**Instructions to follow**
Each line that contains the word "学籍信息管理" counts once; give the total for the records below and nothing else.

☆ ☆ ☆ ☆

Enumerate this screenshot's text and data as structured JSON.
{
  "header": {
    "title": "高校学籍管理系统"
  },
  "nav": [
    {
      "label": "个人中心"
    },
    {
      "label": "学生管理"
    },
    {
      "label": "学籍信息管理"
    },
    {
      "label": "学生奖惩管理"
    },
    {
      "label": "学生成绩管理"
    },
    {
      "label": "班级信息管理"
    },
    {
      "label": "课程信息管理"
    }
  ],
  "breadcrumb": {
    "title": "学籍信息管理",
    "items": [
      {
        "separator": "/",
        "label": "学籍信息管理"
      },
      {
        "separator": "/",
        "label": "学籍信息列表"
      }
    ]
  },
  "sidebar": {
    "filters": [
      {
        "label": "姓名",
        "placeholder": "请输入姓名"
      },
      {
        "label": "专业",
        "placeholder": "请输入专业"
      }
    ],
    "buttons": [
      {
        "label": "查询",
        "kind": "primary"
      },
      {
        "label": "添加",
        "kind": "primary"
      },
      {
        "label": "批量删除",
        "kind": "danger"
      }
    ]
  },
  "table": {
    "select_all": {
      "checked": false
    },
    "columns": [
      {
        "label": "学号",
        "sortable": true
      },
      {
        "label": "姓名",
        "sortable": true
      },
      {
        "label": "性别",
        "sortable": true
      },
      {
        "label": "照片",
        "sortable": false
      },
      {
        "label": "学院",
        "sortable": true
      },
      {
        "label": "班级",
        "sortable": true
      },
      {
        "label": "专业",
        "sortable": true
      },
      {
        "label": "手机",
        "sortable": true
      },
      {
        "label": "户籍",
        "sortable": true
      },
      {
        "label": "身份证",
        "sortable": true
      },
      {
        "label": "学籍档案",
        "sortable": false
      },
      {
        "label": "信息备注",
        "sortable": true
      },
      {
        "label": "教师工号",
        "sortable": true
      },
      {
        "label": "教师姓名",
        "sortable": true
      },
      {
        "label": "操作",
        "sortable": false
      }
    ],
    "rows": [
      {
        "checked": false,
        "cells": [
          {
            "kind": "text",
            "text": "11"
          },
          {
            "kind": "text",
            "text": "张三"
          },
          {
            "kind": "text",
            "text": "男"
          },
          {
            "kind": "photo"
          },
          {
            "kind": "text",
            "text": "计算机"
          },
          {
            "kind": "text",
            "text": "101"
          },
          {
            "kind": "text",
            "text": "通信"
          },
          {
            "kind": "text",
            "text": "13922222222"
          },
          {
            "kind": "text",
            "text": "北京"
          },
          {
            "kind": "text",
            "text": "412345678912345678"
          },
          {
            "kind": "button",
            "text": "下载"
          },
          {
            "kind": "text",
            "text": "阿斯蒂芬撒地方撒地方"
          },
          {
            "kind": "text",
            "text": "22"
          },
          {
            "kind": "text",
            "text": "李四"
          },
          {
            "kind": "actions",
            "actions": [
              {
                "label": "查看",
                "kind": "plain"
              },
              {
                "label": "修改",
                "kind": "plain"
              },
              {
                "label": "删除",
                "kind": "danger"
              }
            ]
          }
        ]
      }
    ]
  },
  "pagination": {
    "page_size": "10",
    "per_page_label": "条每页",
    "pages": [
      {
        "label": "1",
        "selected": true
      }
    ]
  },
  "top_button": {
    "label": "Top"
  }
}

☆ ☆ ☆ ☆

**Answer section**
3